Oswald Mosley was the youngest elected Conservative Member of Parliament before crossing the floor in 1922, joining first Labour and, shortly afterward, the Independent Labour Party. In 1930, Mosley issued his Mosley Memorandum, which fused protectionism with a proto-Keynesian program of policies designed to tackle the problem of unemployment, and he resigned from the Labour Party soon after, in early 1931, when the plans were rejected. He immediately formed the New Party with policies based on his memorandum.
The New Party became increasingly influenced by fascism the following year after Mosley visited Benito Mussolini in Italy. The party folded, and Mosley wrote a manifesto, “The Greater Britain,” which served as the inspiration for the British Union of Fascists (BUF) that he launched on October 1, 1932, in London. According to Britannica:
The BUF claimed 50,000 members at one point. The Daily Mail initially supported the movement, running the headline “Hurrah for the Blackshirts!” in reference to Mosley’s bodyguards – the “Biff Boys” – who saluted their leader in the same manner as the Nazis and Italian fascists.
The first Director of Propaganda, appointed in February 1933, was Wilfred Risdon, who was responsible for organizing all of Mosley’s public meetings.
Despite strong resistance from anti-fascists, including the local Jewish community, the Labour Party, the Independent Labour Party, and the Communist Party of Great Britain, the BUF found a following in the East End of London, where in the London County Council elections of March 1937, it obtained reasonably successful results in Bethnal Green, Shoreditch, and Limehouse, polling almost 8,000 votes, although none of its candidates was elected. The BUF did elect a few councilors at the local government level during the 1930s) but did not win any parliamentary seats.
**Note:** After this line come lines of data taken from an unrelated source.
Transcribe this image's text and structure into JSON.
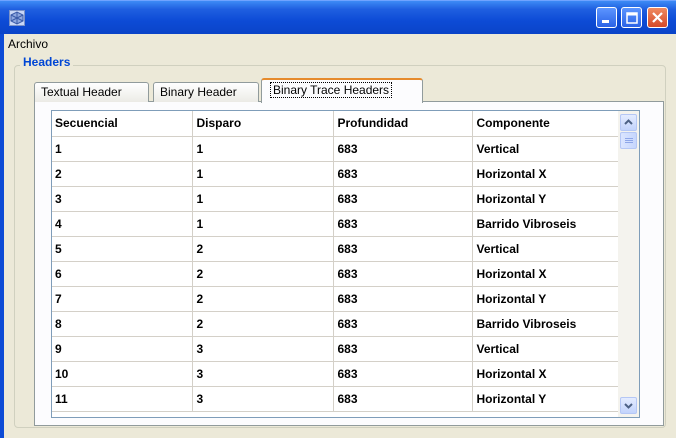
{
  "window": {
    "title": "",
    "colors": {
      "titlebar": "#0d4bd6",
      "close": "#d3492a",
      "accent_tab": "#e68b2c",
      "group_title": "#0046d5"
    }
  },
  "menu": {
    "items": [
      "Archivo"
    ]
  },
  "group": {
    "title": "Headers"
  },
  "tabs": [
    {
      "label": "Textual Header",
      "active": false
    },
    {
      "label": "Binary Header",
      "active": false
    },
    {
      "label": "Binary Trace Headers",
      "active": true
    }
  ],
  "table": {
    "columns": [
      "Secuencial",
      "Disparo",
      "Profundidad",
      "Componente"
    ],
    "rows": [
      [
        "1",
        "1",
        "683",
        "Vertical"
      ],
      [
        "2",
        "1",
        "683",
        "Horizontal X"
      ],
      [
        "3",
        "1",
        "683",
        "Horizontal Y"
      ],
      [
        "4",
        "1",
        "683",
        "Barrido Vibroseis"
      ],
      [
        "5",
        "2",
        "683",
        "Vertical"
      ],
      [
        "6",
        "2",
        "683",
        "Horizontal X"
      ],
      [
        "7",
        "2",
        "683",
        "Horizontal Y"
      ],
      [
        "8",
        "2",
        "683",
        "Barrido Vibroseis"
      ],
      [
        "9",
        "3",
        "683",
        "Vertical"
      ],
      [
        "10",
        "3",
        "683",
        "Horizontal X"
      ],
      [
        "11",
        "3",
        "683",
        "Horizontal Y"
      ]
    ]
  },
  "icons": {
    "app": "app-icon",
    "minimize": "minimize-icon",
    "maximize": "maximize-icon",
    "close": "close-icon",
    "scroll_up": "chevron-up-icon",
    "scroll_down": "chevron-down-icon"
  }
}
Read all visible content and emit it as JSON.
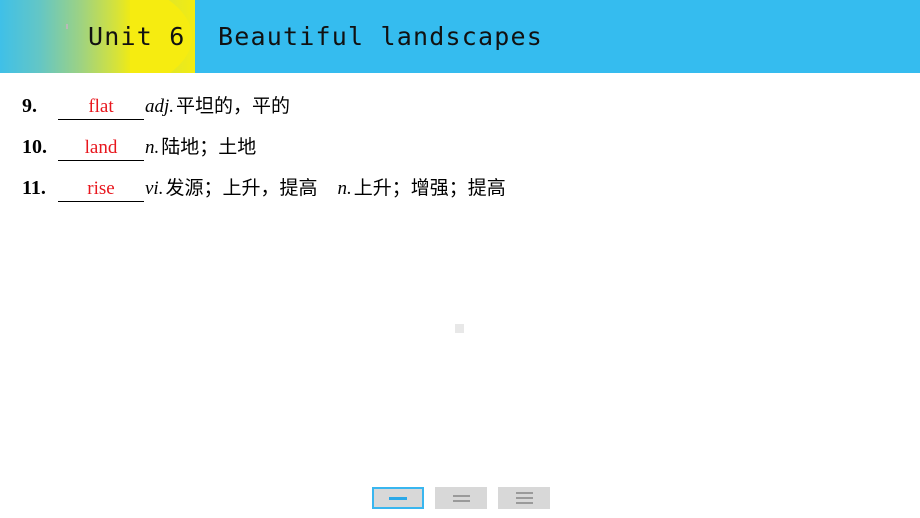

In the mid-1930s, the BUF’s violent clashes with opponents began to alienate some middle-class supporters, and membership decreased. At the Olympia rally in London in 1934, BUF stewards violently ejected anti-fascist disrupters, and this led the Daily Mail to withdraw its support for the movement. The level of violence turned neutral parties against the BUF.
The BUF became increasingly anti-Semitic due to the growing influence of Nazi sympathizers within the party, such as William Joyce and John Beckett, which provoked the resignation of members such as Dr. Robert Forgan. Membership declined, dropping to below 8,000 by the end of 1935, and, ultimately, Mosley shifted the party’s focus back to mainstream politics.
There were frequent and continuous violent clashes between BUF party members and anti-fascist protesters, most famously at the Battle of Cable Street in October 1936, when organized anti-fascists prevented the BUF from marching through Cable Street. However, the party later staged other marches through other parts of the East End without incident.
BUF support for Edward VIII and the campaign to prevent a second world war attracted new members and public support expanded. The government became sufficiently concerned by the party’s growing prominence to pass the Public Order Act 1936, which banned political uniforms and required police consent for political marches.
In 1937, William Joyce and other Nazi sympathizers split from the party to form the National Socialist League, which quickly folded, with most of its members interned. Mosley later denounced Joyce as a traitor and condemned him for his extreme anti-Semitism.
By 1939, the total BUF membership was 20,000. The movement stagnated, however, after Mosley and some 740 other party members were arrested and interned in May 1940. The BUF was declared unlawful on July 10, 1940, and ceased its activities. Mosley’s effort to resuscitate the movement after the war failed.